  • the companies that produce fossil fuels;
  • political parties all over the world;
  • bodies like the OECD, IEA and the EU;
  • IPCC, the UN’s climate panel, which published a special report on CCS in 2005 and continues to have confidence in CCS as a mitigation tool;
  • thousands of researchers in state and private universities and institutions;
  • several dedicated lobbying organizations and networks;
  • engineering and consulting firms;
  • suppliers of key technologies;
  • journalists and media
  • etc.

 

Progress

Despite all the support CCS has proven less successful than was assumed just a few years ago. This applies globally and it includes the EU, where quite a lot has been done to promote the technology.

 

The EU

A CCS Directive has been adopted and in the major EU Energy and Climate Package 2008 huge funds were allocated in the form of free allowances to support demonstration plants to be in operation by 2015. The ETS has proved unable to withstand the effects of the economic crisis – the EU’s flagship in the climate battle is run aground and it might come up again only by tinkering with the system by way of the so-called backloading proposal that withdraws a number of allowances temporarily. The bottom line is that CCS is not really progressing in the EU.

 

Norway

In Norway the Mongstad refinery and gas power plant was planned to be equipped with CCS. But in September 2013 the Norwegian Government decided that the project will not be realized. A decision that has been reiterated in October 2014 (by the new government).

 

Denmark

In Denmark there were plans for a CCS project at Nordjyllandsvaerket, a large combined heat and power plant owned by Vattenfall. It was planned without public debate, but met strong resistance from the population around Aabybro – Brovst where the storage was planned.

 

Resistance

NOAH Friends of the Earth Denmark, SustainableEnergy and Greenpeace were engaged in resistance along with the very active local association No to CO2 storage. After two years of struggle the government in 2011 withdrew its support.

In September 2011 the new Minister of Climate, Energy and Buildings, Martin Lidegaard, issued a final refusal to Vattenfall.

But like his predecessor Lidegaard kept a back door open for Maersk Oil and other oil companies wanting to use CO2 to increase oil production in the North Sea using the so-called CO2-EOR method.

 

CO2 EOR

The method is called CO2 Enhanced Oil Recovery , CO2 – EOR. It is well proven in the US. Since the 1970’es it has been used to push more oil out of the ground.

While the method is economically attractive for companies it is very bad seen from a climate point of view because even more oil and gas is produced, refined and burned. This results in the emission to the atmosphere of four times as much CO2 as will be stored.

Economic benefits in producing even more oil can thus become the incentive for the CCS technologies to get started. Over time the expectation is that some CO2 will be stored but the climate argument is no longer the most important.

 

Oil and coal to stay

CO2 EOR is also financially attractive to states like Denmark because it will prolong oil taxation. It is tempting for a government, even if it has committed itself to go to rehab for the fossil addiction.

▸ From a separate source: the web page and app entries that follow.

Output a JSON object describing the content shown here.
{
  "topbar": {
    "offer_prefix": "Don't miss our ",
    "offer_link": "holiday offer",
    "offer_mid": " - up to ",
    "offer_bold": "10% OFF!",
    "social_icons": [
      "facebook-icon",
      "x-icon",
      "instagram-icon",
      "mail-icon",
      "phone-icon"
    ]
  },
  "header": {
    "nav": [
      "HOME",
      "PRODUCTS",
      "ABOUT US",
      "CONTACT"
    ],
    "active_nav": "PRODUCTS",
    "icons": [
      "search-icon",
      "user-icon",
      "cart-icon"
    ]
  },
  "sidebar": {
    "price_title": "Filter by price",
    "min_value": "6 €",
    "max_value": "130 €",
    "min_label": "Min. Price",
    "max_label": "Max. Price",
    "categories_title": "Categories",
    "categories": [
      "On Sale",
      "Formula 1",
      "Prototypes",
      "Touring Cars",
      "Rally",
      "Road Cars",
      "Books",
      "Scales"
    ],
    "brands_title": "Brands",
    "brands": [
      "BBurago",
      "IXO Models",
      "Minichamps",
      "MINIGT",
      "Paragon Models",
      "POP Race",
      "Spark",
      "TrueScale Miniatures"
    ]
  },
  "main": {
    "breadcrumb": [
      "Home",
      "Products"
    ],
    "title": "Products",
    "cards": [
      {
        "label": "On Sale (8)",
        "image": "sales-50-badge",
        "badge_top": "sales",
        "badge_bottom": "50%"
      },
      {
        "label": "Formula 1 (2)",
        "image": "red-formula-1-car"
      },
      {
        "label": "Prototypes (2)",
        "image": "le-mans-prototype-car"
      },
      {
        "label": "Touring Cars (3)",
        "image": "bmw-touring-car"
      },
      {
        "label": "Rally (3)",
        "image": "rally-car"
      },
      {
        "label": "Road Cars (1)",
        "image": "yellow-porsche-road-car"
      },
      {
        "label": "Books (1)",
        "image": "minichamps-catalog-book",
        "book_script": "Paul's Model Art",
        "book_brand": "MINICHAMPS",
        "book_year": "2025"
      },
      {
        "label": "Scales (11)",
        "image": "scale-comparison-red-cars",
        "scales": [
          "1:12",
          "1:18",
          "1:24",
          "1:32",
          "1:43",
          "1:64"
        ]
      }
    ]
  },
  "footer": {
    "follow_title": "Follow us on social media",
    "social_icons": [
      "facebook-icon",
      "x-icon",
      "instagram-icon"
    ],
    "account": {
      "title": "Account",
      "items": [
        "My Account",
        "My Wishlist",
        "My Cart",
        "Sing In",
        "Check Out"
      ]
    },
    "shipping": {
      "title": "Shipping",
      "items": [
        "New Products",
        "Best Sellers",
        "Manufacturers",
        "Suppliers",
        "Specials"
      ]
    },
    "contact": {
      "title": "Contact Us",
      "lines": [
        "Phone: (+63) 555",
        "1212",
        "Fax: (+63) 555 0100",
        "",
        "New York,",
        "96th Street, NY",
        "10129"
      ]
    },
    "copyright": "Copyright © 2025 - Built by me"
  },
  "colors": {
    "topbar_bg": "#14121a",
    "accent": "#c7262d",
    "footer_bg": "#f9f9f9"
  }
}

This also applies to S–SF–R-government, with its recently (2013) published Growth Plan for Energy and Climate will “promote the optimal use of the Danish oil and gas resources in the North Sea“ and “together with industry, work on that making a long-term strategy on a commercial basis to implement the optimization of oil and gas fields in the North Sea.“

Simultaneously the Government will pursue its energy vision "Our Energy", which states that the Danish energy supply should be free of fossil fuels by 2035.

 

  • NOAH Friends of the Earth Denmark asks: How can this be reconciled?

 

Storing CO2 underground will boost CO2 in the atmosphere

If CCS is chosen as a major strategy to reduce carbon emissions from large coal fired plants, nearly 90% of emissions expected between 2010 and 2050 from these plants would still reach the atmosphere, according to a new report from NOAH Friends of the Earth Denmark.

The pdf-version of the report is available from this link: An Assessment of Cumulative CO2 Reductions from CCS

 

 

Copyleft @ NOAH Friends of the Earth Denmark 2014